§ **Task goal**: Below are records to write out again, exactly as they read.

[Dataset records]
•••••

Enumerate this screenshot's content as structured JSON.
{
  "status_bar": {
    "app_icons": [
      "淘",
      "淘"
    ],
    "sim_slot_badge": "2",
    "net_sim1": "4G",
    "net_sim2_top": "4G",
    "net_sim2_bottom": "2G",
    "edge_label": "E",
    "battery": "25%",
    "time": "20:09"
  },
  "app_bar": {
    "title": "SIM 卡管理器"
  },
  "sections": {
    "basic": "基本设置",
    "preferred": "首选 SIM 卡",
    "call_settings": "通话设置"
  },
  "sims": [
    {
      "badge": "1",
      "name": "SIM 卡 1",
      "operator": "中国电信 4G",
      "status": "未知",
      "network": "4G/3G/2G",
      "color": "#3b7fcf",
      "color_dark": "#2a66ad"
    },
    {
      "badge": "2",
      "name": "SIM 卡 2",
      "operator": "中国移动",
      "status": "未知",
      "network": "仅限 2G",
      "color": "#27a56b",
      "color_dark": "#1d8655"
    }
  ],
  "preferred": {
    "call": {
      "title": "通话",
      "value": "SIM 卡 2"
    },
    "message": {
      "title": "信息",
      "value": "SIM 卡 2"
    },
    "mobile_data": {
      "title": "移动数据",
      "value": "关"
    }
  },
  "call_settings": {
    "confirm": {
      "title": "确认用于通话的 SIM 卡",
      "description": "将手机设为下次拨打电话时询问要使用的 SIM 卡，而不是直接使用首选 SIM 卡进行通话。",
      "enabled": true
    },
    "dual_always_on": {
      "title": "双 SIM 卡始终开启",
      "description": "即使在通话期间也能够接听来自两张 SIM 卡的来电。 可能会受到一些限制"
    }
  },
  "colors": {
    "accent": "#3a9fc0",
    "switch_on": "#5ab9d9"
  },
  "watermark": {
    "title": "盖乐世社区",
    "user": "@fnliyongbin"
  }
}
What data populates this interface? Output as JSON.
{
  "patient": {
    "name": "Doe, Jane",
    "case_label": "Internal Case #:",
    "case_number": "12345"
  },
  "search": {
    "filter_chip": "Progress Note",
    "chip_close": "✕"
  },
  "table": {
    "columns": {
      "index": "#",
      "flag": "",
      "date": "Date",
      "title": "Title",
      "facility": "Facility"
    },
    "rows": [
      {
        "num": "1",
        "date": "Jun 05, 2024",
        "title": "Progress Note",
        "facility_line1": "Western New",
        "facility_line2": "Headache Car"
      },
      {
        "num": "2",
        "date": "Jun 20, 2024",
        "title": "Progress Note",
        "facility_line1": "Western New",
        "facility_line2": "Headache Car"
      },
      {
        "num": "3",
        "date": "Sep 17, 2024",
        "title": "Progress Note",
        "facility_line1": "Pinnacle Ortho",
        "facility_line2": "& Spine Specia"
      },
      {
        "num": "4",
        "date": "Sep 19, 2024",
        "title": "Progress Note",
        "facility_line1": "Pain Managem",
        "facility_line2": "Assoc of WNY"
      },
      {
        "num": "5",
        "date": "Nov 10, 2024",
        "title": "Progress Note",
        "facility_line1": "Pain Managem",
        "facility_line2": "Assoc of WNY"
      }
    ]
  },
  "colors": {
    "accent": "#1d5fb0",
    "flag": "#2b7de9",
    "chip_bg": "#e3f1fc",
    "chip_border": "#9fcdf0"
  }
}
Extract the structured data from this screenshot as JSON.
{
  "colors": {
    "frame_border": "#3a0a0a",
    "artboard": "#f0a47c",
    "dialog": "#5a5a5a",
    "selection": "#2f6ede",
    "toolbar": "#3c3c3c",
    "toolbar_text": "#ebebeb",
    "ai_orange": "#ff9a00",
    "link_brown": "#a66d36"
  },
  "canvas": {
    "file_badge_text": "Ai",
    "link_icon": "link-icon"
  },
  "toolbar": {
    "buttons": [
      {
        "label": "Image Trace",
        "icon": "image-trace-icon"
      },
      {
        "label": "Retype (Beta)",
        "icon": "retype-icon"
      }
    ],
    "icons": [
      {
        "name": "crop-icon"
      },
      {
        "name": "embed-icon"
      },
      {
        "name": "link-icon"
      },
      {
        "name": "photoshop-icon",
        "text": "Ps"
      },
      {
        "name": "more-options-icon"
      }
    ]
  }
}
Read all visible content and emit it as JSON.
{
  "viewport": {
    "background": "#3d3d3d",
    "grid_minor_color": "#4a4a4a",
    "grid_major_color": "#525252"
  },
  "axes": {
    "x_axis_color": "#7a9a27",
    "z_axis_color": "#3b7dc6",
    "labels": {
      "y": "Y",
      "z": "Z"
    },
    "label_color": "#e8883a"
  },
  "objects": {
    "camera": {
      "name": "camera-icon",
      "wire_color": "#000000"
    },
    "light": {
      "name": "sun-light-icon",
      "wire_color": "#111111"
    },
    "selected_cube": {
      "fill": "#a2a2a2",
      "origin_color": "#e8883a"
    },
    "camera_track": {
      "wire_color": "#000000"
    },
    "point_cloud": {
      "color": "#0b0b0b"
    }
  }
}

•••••

§ **Answer space**:
Enumerate this screenshot's content as structured JSON.
{
  "status_bar": {
    "app_icons": [
      "淘",
      "淘"
    ],
    "sim_slot_badge": "2",
    "net_sim1": "4G",
    "net_sim2_top": "4G",
    "net_sim2_bottom": "2G",
    "edge_label": "E",
    "battery": "25%",
    "time": "20:09"
  },
  "app_bar": {
    "title": "SIM 卡管理器"
  },
  "sections": {
    "basic": "基本设置",
    "preferred": "首选 SIM 卡",
    "call_settings": "通话设置"
  },
  "sims": [
    {
      "badge": "1",
      "name": "SIM 卡 1",
      "operator": "中国电信 4G",
      "status": "未知",
      "network": "4G/3G/2G",
      "color": "#3b7fcf",
      "color_dark": "#2a66ad"
    },
    {
      "badge": "2",
      "name": "SIM 卡 2",
      "operator": "中国移动",
      "status": "未知",
      "network": "仅限 2G",
      "color": "#27a56b",
      "color_dark": "#1d8655"
    }
  ],
  "preferred": {
    "call": {
      "title": "通话",
      "value": "SIM 卡 2"
    },
    "message": {
      "title": "信息",
      "value": "SIM 卡 2"
    },
    "mobile_data": {
      "title": "移动数据",
      "value": "关"
    }
  },
  "call_settings": {
    "confirm": {
      "title": "确认用于通话的 SIM 卡",
      "description": "将手机设为下次拨打电话时询问要使用的 SIM 卡，而不是直接使用首选 SIM 卡进行通话。",
      "enabled": true
    },
    "dual_always_on": {
      "title": "双 SIM 卡始终开启",
      "description": "即使在通话期间也能够接听来自两张 SIM 卡的来电。 可能会受到一些限制"
    }
  },
  "colors": {
    "accent": "#3a9fc0",
    "switch_on": "#5ab9d9"
  },
  "watermark": {
    "title": "盖乐世社区",
    "user": "@fnliyongbin"
  }
}
What data populates this interface? Output as JSON.
{
  "patient": {
    "name": "Doe, Jane",
    "case_label": "Internal Case #:",
    "case_number": "12345"
  },
  "search": {
    "filter_chip": "Progress Note",
    "chip_close": "✕"
  },
  "table": {
    "columns": {
      "index": "#",
      "flag": "",
      "date": "Date",
      "title": "Title",
      "facility": "Facility"
    },
    "rows": [
      {
        "num": "1",
        "date": "Jun 05, 2024",
        "title": "Progress Note",
        "facility_line1": "Western New",
        "facility_line2": "Headache Car"
      },
      {
        "num": "2",
        "date": "Jun 20, 2024",
        "title": "Progress Note",
        "facility_line1": "Western New",
        "facility_line2": "Headache Car"
      },
      {
        "num": "3",
        "date": "Sep 17, 2024",
        "title": "Progress Note",
        "facility_line1": "Pinnacle Ortho",
        "facility_line2": "& Spine Specia"
      },
      {
        "num": "4",
        "date": "Sep 19, 2024",
        "title": "Progress Note",
        "facility_line1": "Pain Managem",
        "facility_line2": "Assoc of WNY"
      },
      {
        "num": "5",
        "date": "Nov 10, 2024",
        "title": "Progress Note",
        "facility_line1": "Pain Managem",
        "facility_line2": "Assoc of WNY"
      }
    ]
  },
  "colors": {
    "accent": "#1d5fb0",
    "flag": "#2b7de9",
    "chip_bg": "#e3f1fc",
    "chip_border": "#9fcdf0"
  }
}
Extract the structured data from this screenshot as JSON.
{
  "colors": {
    "frame_border": "#3a0a0a",
    "artboard": "#f0a47c",
    "dialog": "#5a5a5a",
    "selection": "#2f6ede",
    "toolbar": "#3c3c3c",
    "toolbar_text": "#ebebeb",
    "ai_orange": "#ff9a00",
    "link_brown": "#a66d36"
  },
  "canvas": {
    "file_badge_text": "Ai",
    "link_icon": "link-icon"
  },
  "toolbar": {
    "buttons": [
      {
        "label": "Image Trace",
        "icon": "image-trace-icon"
      },
      {
        "label": "Retype (Beta)",
        "icon": "retype-icon"
      }
    ],
    "icons": [
      {
        "name": "crop-icon"
      },
      {
        "name": "embed-icon"
      },
      {
        "name": "link-icon"
      },
      {
        "name": "photoshop-icon",
        "text": "Ps"
      },
      {
        "name": "more-options-icon"
      }
    ]
  }
}
Read all visible content and emit it as JSON.
{
  "viewport": {
    "background": "#3d3d3d",
    "grid_minor_color": "#4a4a4a",
    "grid_major_color": "#525252"
  },
  "axes": {
    "x_axis_color": "#7a9a27",
    "z_axis_color": "#3b7dc6",
    "labels": {
      "y": "Y",
      "z": "Z"
    },
    "label_color": "#e8883a"
  },
  "objects": {
    "camera": {
      "name": "camera-icon",
      "wire_color": "#000000"
    },
    "light": {
      "name": "sun-light-icon",
      "wire_color": "#111111"
    },
    "selected_cube": {
      "fill": "#a2a2a2",
      "origin_color": "#e8883a"
    },
    "camera_track": {
      "wire_color": "#000000"
    },
    "point_cloud": {
      "color": "#0b0b0b"
    }
  }
}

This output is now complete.